• _GIVEN INFORMATION_:
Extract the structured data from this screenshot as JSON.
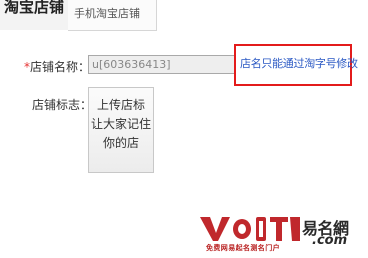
{
  "tabs": [
    {
      "label": "淘宝店铺",
      "active": true
    },
    {
      "label": "手机淘宝店铺",
      "active": false
    }
  ],
  "form": {
    "shop_name": {
      "required_mark": "*",
      "label": "店铺名称：",
      "value": "u[603636413]"
    },
    "hint": "店名只能通过淘字号修改",
    "shop_logo": {
      "label": "店铺标志：",
      "upload_lines": [
        "上传店标",
        "让大家记住",
        "你的店"
      ]
    }
  },
  "watermark": {
    "brand": "易名網",
    "domain": ".com",
    "slogan": "免费网易起名测名门户"
  },
  "colors": {
    "required": "#e53333",
    "hint_text": "#2b59c4",
    "hint_border": "#e31b1b",
    "watermark_red": "#c0282c"
  }
}
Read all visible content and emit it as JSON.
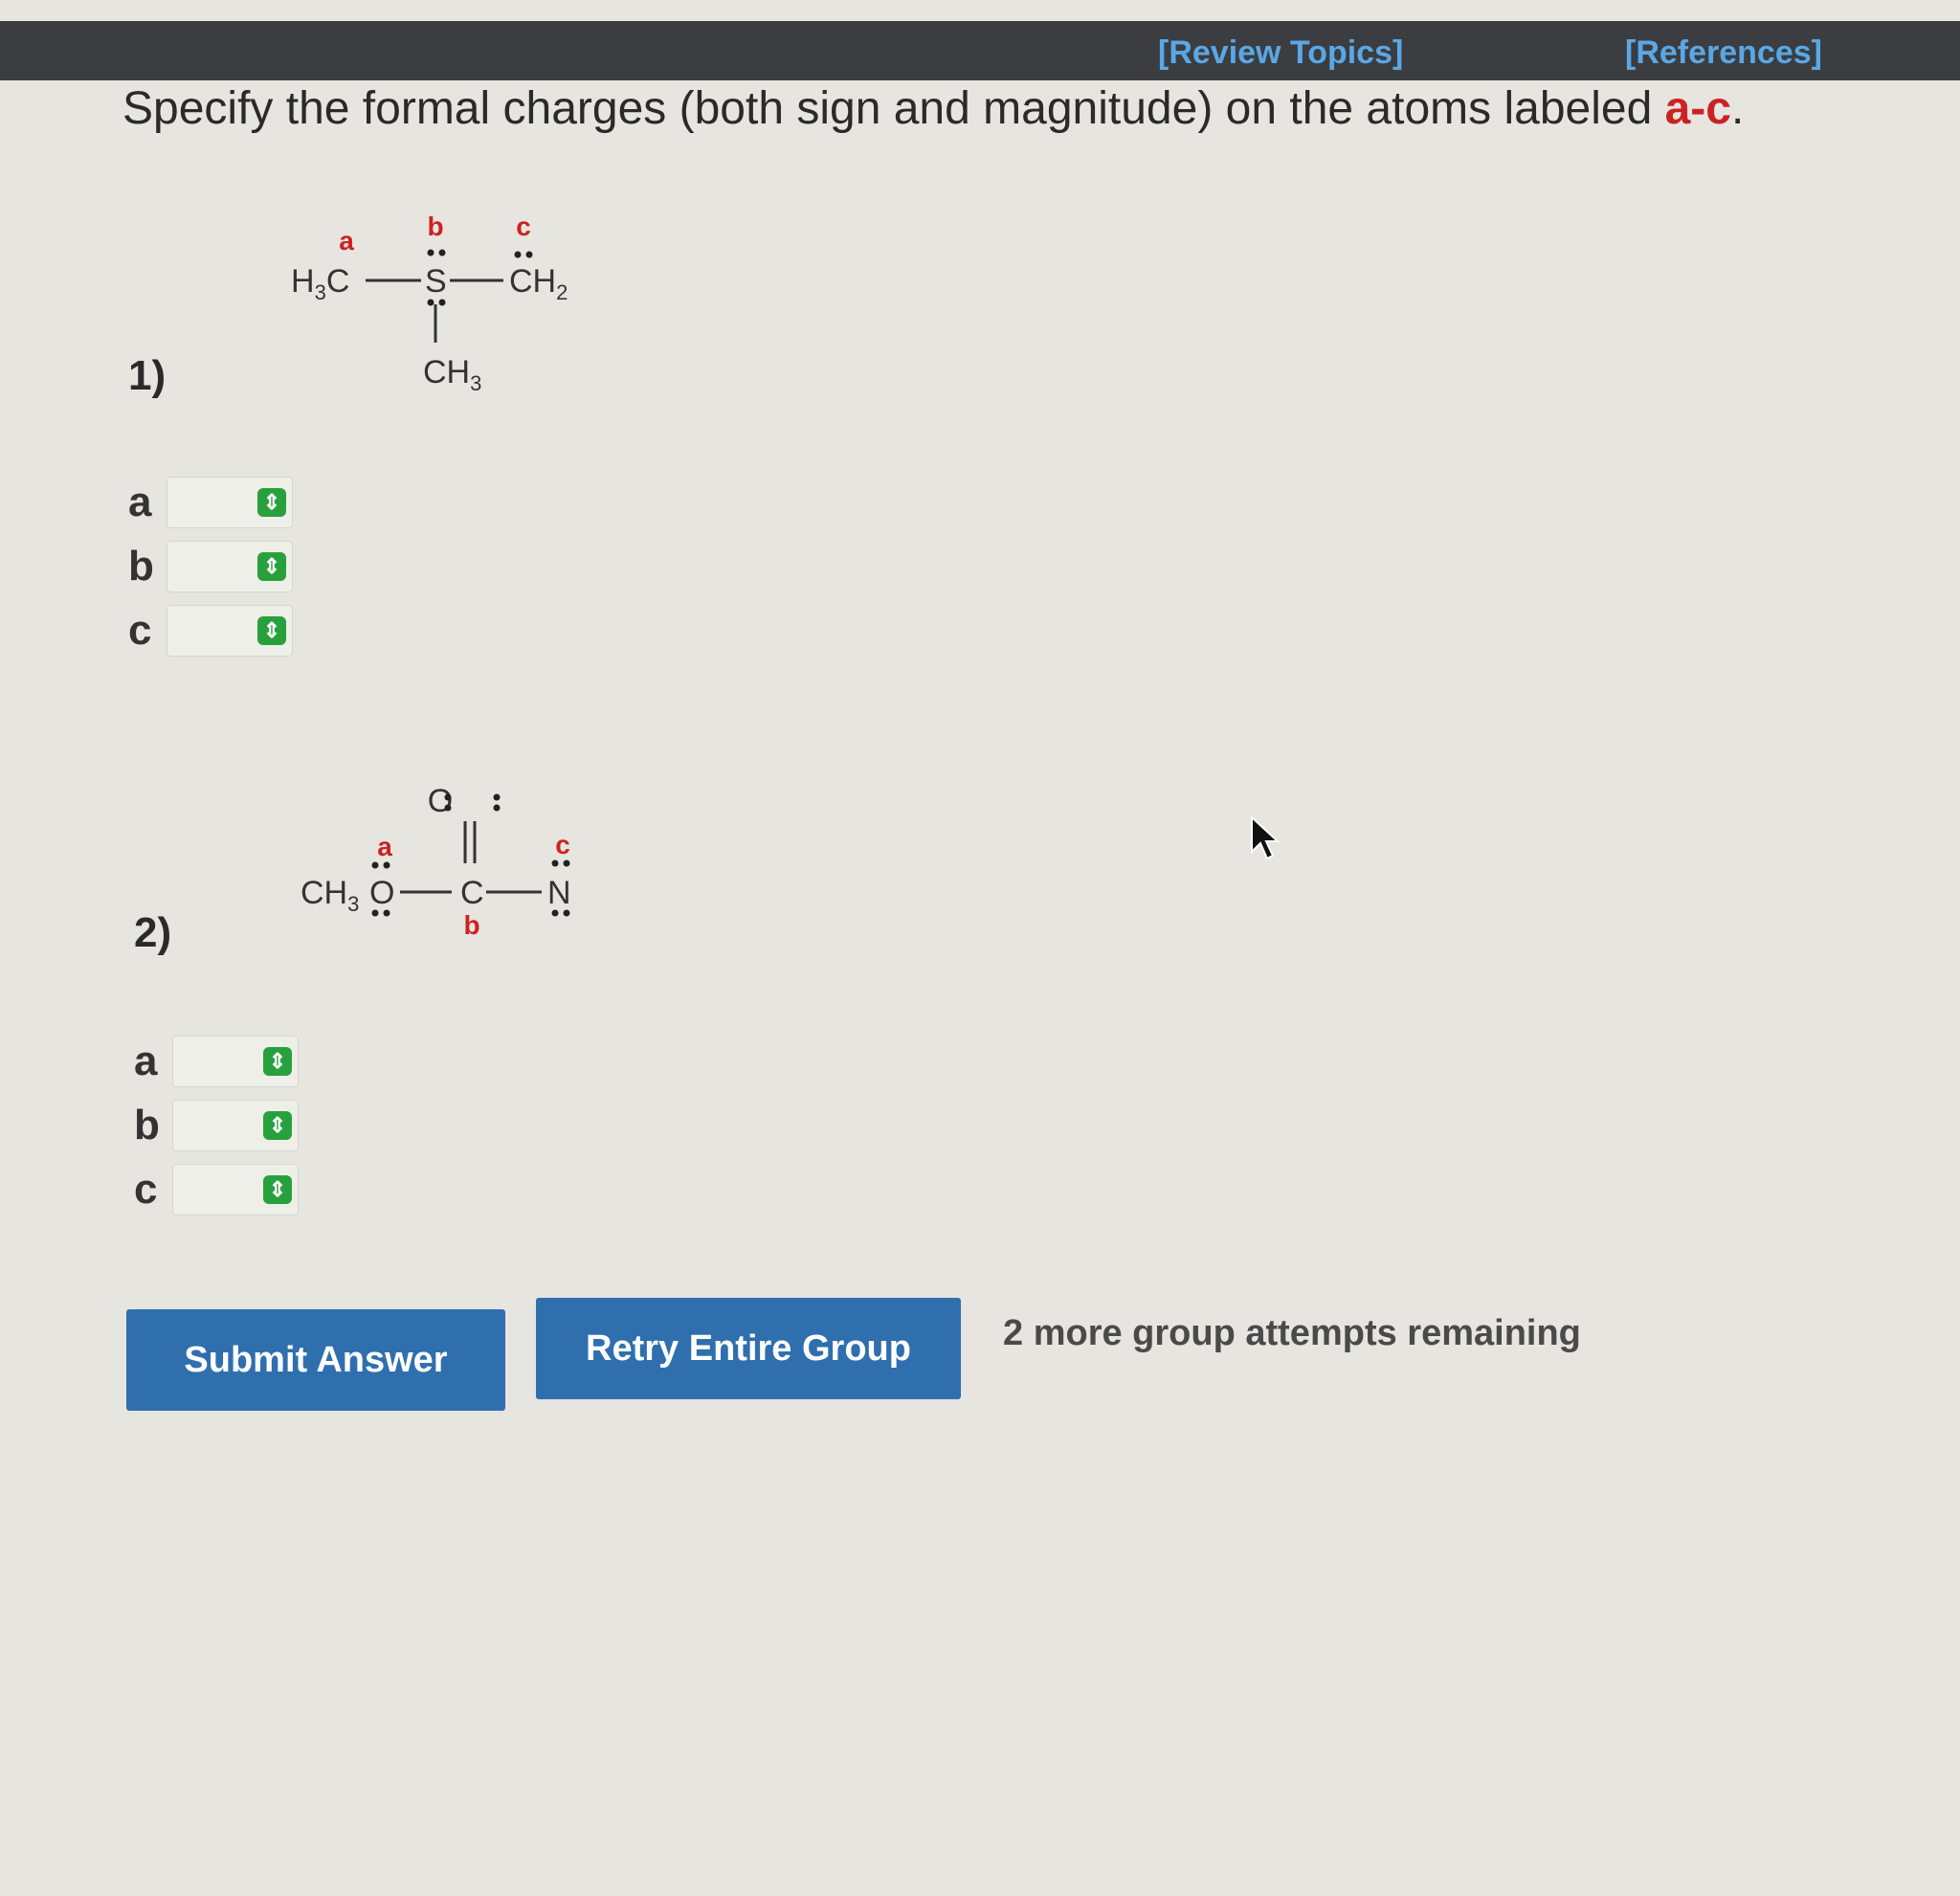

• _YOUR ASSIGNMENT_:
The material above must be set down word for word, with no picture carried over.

• _RESPONSE_:
Extract the structured data from this screenshot as JSON.
{
  "tabs": [
    {
      "label": "淘宝店铺",
      "active": true
    },
    {
      "label": "手机淘宝店铺",
      "active": false
    }
  ],
  "form": {
    "shop_name": {
      "required_mark": "*",
      "label": "店铺名称：",
      "value": "u[603636413]"
    },
    "hint": "店名只能通过淘字号修改",
    "shop_logo": {
      "label": "店铺标志：",
      "upload_lines": [
        "上传店标",
        "让大家记住",
        "你的店"
      ]
    }
  },
  "watermark": {
    "brand": "易名網",
    "domain": ".com",
    "slogan": "免费网易起名测名门户"
  },
  "colors": {
    "required": "#e53333",
    "hint_text": "#2b59c4",
    "hint_border": "#e31b1b",
    "watermark_red": "#c0282c"
  }
}
Read all visible content and emit it as JSON.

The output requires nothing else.